Joan Ryan, chair of Labour Friends of Israel, has said her party has "needlessly and shamefully" lost the trust of life-long Jewish voters.
But the politician, who is standing in the Enfield North constituency at next month’s election, says Jewish voters put off Labour by leader Jeremy Corbyn should still back the party’s candidates who have track records of fighting antisemitism and standing up for Israel.
Speaking to the JC, Ms Ryan said:"I am angry and ashamed by the problems with antisemitism the Labour Party has experienced over the past couple of years, and I am painfully aware that many life-long Jewish Labour voters feel disenfranchised and politically homeless.
"They, and the Jewish community as a whole, are owed an apology and they’re owed action.
"I can promise that, if I’m re-elected, I’ll be where I have been for the last two years: at the forefront of the fight against antisemitism, wherever we find it.
"I’m tough as they come and this issue is very important to me, always has been.
"This is not a fight I’m going to walk away from.”
She added: “I’m under no illusions that on June 9th we need to begin the long and hard job of rebuilding the trust and confidence of the Jewish community which has been so needlessly and shamefully squandered.
"I want to be in Parliament to play my part in that effort."
Ms Ryan, who became LFI chair two years ago and backed Liz Kendall in the Labour leadership campaign to succeed Ed Miliband, admitted she feared the consequence of the party being left with few pro-Israeli MPs after the election.
She said: “We need to ensure that there are supporters of Israel in all parties.
"In the past, there’s been a cross-party consensus, a recognition that the conflict between Israel and the Palestinians is too complex and too important for it to become a party political football.

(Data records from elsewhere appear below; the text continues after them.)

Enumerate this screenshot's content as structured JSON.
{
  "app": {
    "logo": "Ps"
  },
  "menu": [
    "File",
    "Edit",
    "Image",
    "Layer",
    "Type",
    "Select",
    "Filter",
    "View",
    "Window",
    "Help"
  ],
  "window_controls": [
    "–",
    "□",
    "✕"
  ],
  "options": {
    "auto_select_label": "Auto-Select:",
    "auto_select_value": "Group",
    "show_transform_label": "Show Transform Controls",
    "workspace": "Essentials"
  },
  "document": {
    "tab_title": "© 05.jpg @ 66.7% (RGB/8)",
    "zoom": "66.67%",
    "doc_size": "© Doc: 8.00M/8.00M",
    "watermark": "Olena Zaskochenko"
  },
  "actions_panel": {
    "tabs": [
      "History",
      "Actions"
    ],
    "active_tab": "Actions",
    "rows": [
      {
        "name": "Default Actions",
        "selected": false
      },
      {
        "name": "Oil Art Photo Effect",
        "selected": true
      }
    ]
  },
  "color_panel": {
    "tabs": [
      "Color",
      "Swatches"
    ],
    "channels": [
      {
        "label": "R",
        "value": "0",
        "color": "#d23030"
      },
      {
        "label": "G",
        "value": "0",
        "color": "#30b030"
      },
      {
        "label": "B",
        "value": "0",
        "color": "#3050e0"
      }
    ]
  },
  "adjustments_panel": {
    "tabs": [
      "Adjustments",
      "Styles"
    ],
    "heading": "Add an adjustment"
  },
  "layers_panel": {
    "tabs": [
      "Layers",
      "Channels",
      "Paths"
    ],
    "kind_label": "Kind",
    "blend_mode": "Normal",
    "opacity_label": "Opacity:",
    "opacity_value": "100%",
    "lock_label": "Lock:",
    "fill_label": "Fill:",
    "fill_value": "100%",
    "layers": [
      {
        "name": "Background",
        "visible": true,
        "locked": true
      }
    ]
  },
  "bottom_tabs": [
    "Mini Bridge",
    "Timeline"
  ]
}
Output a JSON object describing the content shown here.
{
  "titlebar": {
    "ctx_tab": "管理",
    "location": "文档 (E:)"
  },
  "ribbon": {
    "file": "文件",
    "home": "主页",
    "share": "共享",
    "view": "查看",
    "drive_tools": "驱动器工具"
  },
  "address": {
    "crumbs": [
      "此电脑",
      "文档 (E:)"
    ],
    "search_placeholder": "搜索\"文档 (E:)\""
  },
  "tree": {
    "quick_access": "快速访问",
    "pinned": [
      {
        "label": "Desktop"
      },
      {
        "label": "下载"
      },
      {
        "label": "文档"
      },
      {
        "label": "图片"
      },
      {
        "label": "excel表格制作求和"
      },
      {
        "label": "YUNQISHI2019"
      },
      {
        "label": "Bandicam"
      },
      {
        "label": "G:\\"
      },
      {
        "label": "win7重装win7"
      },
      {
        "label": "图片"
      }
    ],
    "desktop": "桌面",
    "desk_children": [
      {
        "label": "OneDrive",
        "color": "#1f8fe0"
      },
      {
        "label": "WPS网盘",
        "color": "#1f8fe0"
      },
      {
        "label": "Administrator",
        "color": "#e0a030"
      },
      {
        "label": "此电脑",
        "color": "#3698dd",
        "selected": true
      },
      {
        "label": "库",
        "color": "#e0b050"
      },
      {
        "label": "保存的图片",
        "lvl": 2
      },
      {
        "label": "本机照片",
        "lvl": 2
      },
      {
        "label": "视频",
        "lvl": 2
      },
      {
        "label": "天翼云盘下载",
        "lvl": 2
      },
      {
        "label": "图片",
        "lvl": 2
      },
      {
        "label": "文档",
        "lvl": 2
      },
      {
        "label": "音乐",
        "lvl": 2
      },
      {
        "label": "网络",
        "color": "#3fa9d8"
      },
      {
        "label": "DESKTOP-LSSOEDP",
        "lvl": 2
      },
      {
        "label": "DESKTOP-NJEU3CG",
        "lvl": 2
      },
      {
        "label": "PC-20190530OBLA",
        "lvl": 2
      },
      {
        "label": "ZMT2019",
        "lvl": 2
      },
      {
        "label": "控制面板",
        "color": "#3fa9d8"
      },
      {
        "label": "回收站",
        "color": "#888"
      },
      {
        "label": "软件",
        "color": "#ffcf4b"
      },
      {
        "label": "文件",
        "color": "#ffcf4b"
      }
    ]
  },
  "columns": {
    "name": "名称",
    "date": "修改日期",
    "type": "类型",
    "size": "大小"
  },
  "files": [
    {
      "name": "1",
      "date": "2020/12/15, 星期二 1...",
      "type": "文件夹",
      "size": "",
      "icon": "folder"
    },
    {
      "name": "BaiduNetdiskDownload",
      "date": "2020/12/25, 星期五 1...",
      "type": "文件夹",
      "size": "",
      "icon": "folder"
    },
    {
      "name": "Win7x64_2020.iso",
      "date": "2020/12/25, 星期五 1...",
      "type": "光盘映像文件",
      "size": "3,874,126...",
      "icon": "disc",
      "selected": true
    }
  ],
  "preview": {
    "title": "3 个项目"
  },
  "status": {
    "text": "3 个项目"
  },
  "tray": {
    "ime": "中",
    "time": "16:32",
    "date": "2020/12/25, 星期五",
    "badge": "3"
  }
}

"This needs to be one of those issues where politics stops at the water’s edge, but for that to happen we need to ensure that we’ve got a strong and confident friends of Israel in the Labour party and in all parties.”
Ms Ryan’s appeal to the constituency’s 800 Jewish residents comes as the former teacher faces a tough battle to hold onto the seat, with Conservative rival Nick De Bois looking to overturn her slender 1,086 majority from 2015.
Mr De Bois was heavily linked with the Hornchurch & Upminster seat but he was eventually selected for his fifth battle with Ms Ryan in Enfield North.
Ms Ryan hails from Warrington, Cheshire, but has lived in her constituency for two decades.
The JC joined her on the campaign trail, where it was clear many voters had concerns about police numbers on the street, as well as Brexit.
A few raised concerns about Labour's leader Mr Corbyn - but Ms Ryan's campaign and her election leaflets appear to deliberately put distance between herself and him.
She said:"My message to Jewish voters in Enfield North is simple: judge me on my record.
"Judge me on how I’ve stood up for people in Enfield - whether it’s fighting to get more bobbies on the beat so we can reverse the rise in violent crime or fighting to keep the Tories from downgrading the North Middlesex Hospital.
"Judge me on how I’ve been one of the leaders of the effort to rid the Labour party of antisemitism, to kick out Ken Livingstone and to ensure a more balanced and fair-minded debate around Israel and the wider Middle East.
"Judge me on the work I’ve done as chair of Labour Friends of Israel: fighting the BDS movement and all those who would delegitimise and demonise the state of Israel.
"Holding the government to account and urging much stronger action against the Palestinian Authority’s glorification of violence and terrorism.
"And leading the campaign for much greater investment in the kind of grassroots co-existence work which brings Israelis and Palestinians together in a spirit of peace and reconciliation.”